Teens show five patterns of psychological disturbances if they are troubled. Those are: delinquency, suicidal behavior, depression, eating disorders, and schizophrenia. When a teen’s home life is a mess, coping with all the family dysfunctions can be overwhelming. On a lighter note, adolescent depression caused by a life situation, like death in the family, or breaking up with a girlfriend or boyfriend, is usually resolved without professional help.
Teens whose parents suffer from depression and are a bit dysfunctional themselves have the most trouble adjusting to life as an adult, even more than teens whose parents have schizophrenia8. No matter what the family life is like, though, some teens become so despondent that professional help or even hospitalization is necessary. Please, never ignore a teen who threatens to commit suicide, whether it was during a serious moment or with a seemingly flippant remark. Because of their adeptness at hiding true feelings, a quick joking side comment that they are going to “end it all” may not be a joke, and may be a big clue that they need someone to confide in urgently.
People of different professions and backgrounds tend to chalk depression up to different reasons. He’s depressed? Oh, it’s genetics. It’s his lack of interpersonal skills. It’s because he doesn’t know God. It’s because he’s lost his faith. It’s a disease. It’s his crazy lifestyle. He’s weak and selfish, he wants to get all the attention. It’s a chemical imbalance in the brain. How easy for the depressed person to become lost due to all the opinions about the problem9! The trusted adult’s role becomes very important at this stage, and the teen should be coaxed into opening up and not allowed to wallow in long periods of uninterrupted gloom10.
An adult’s mental state is impacted by childhood trauma in a profound way. At least half of all children exposed to traumatic events like incest, rape, drive-by shootings, random violence, constant domestic violence, etc. may be expected to develop significant long-term mental symptoms, depending on the severity, frequency, and pattern of the traumatic events11.
Between the prevalence of dysfunctional family dynamics, traumatic childhood events, and poor eating habits, it’s no wonder that 40 million people are taking antidepressant medications12.
6. Balk, David E. Adolescent Development: Early Through Late Adolescence (Brooks/Cole Publishing Company, 1995) pg 535.
7. Philadelphia Child Guidance Center with Maguire, Jack. Your Child’s Emotional Health: Adolescence (Macmillan Publishing Company, 1993) pg. 334.
8. Balk, David E. Adolescent Development: Early Through Late Adolescence (Brooks/Cole Publishing Company, 1995) pg. 539.

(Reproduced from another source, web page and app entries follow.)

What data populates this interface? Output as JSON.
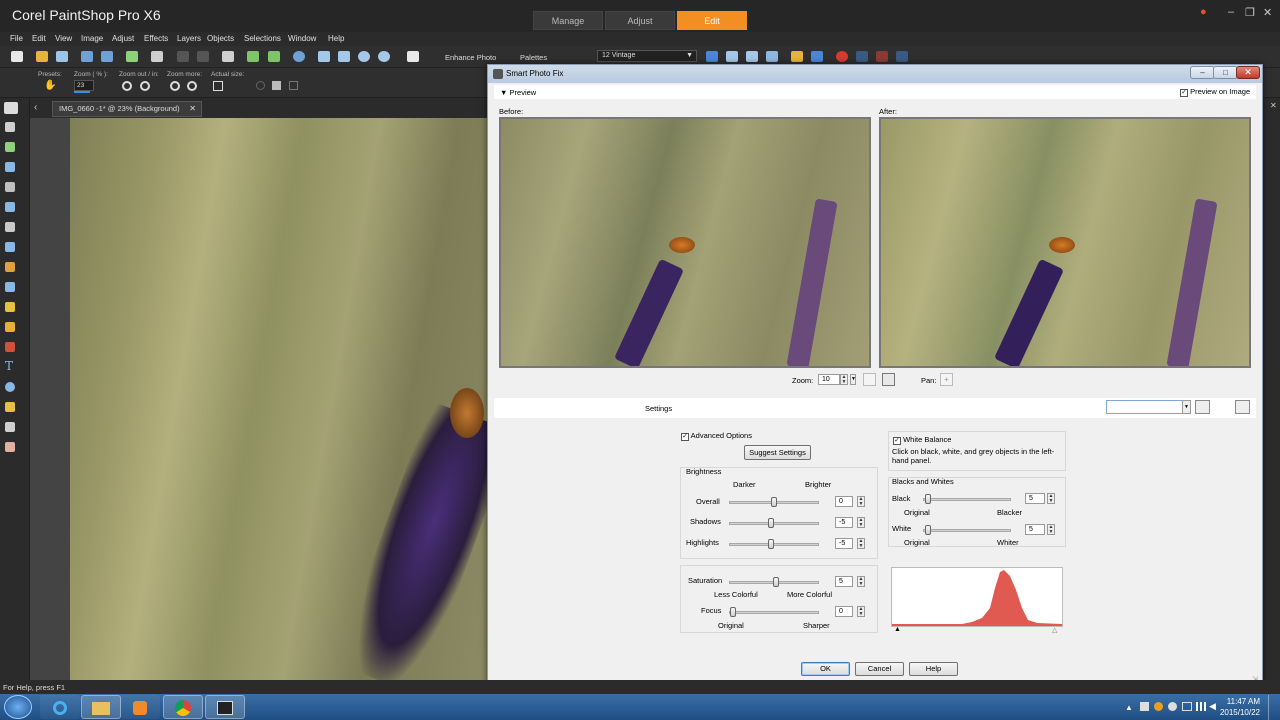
{
  "app": {
    "title": "Corel PaintShop Pro X6",
    "workspace_tabs": [
      "Manage",
      "Adjust",
      "Edit"
    ],
    "active_tab": "Edit",
    "accent": "#f28e22"
  },
  "menu": [
    "File",
    "Edit",
    "View",
    "Image",
    "Adjust",
    "Effects",
    "Layers",
    "Objects",
    "Selections",
    "Window",
    "Help"
  ],
  "toolbar": {
    "enhance_photo": "Enhance Photo",
    "palettes": "Palettes",
    "preset_dropdown": "12 Vintage"
  },
  "tool_options": {
    "presets": "Presets:",
    "zoom_label": "Zoom ( % ):",
    "zoom_value": "23",
    "zoom_out": "Zoom out / in:",
    "zoom_more": "Zoom more:",
    "actual_size": "Actual size:"
  },
  "document": {
    "tab_label": "IMG_0660 -1* @  23% (Background)"
  },
  "dialog": {
    "title": "Smart Photo Fix",
    "preview_label": "Preview",
    "preview_on_image": "Preview on Image",
    "before": "Before:",
    "after": "After:",
    "zoom_label": "Zoom:",
    "zoom_value": "10",
    "pan_label": "Pan:",
    "settings_label": "Settings",
    "advanced_options": "Advanced Options",
    "suggest_settings": "Suggest Settings",
    "brightness": {
      "group": "Brightness",
      "darker": "Darker",
      "brighter": "Brighter",
      "overall_label": "Overall",
      "overall_value": "0",
      "shadows_label": "Shadows",
      "shadows_value": "-5",
      "highlights_label": "Highlights",
      "highlights_value": "-5"
    },
    "saturation": {
      "label": "Saturation",
      "value": "5",
      "less": "Less Colorful",
      "more": "More Colorful"
    },
    "focus": {
      "label": "Focus",
      "value": "0",
      "original": "Original",
      "sharper": "Sharper"
    },
    "white_balance": {
      "label": "White Balance",
      "hint": "Click on black, white, and grey objects in the left-hand panel."
    },
    "blacks_whites": {
      "group": "Blacks and Whites",
      "black_label": "Black",
      "black_value": "5",
      "black_original": "Original",
      "blacker": "Blacker",
      "white_label": "White",
      "white_value": "5",
      "white_original": "Original",
      "whiter": "Whiter"
    },
    "buttons": {
      "ok": "OK",
      "cancel": "Cancel",
      "help": "Help"
    }
  },
  "status": {
    "help_text": "For Help, press F1"
  },
  "clock": {
    "time": "11:47 AM",
    "date": "2015/10/22"
  }
}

9. Psychology Today. “What Causes Depression?” Jul/Aug 2003. http://www.psychologytoday.com/articles/pto-20030721-000002.html
10. Philadelphia Child Guidance Center with Maguire, Jack. Your Child’s Emotional Health: Adolescence (Macmillan Publishing Company, 1993) pg 334.
11. Perry, Bruce D. “Childhood Trauma, the Neurobiology of Adaptation and Use-dependent Development of the Brain: How States become Traits” http://www.childtrauma.org/ctamaterials/states_traits.asp
12. Ross, Julia. The Mood Cure (New York: Penguin Books, 2002) pg. 213.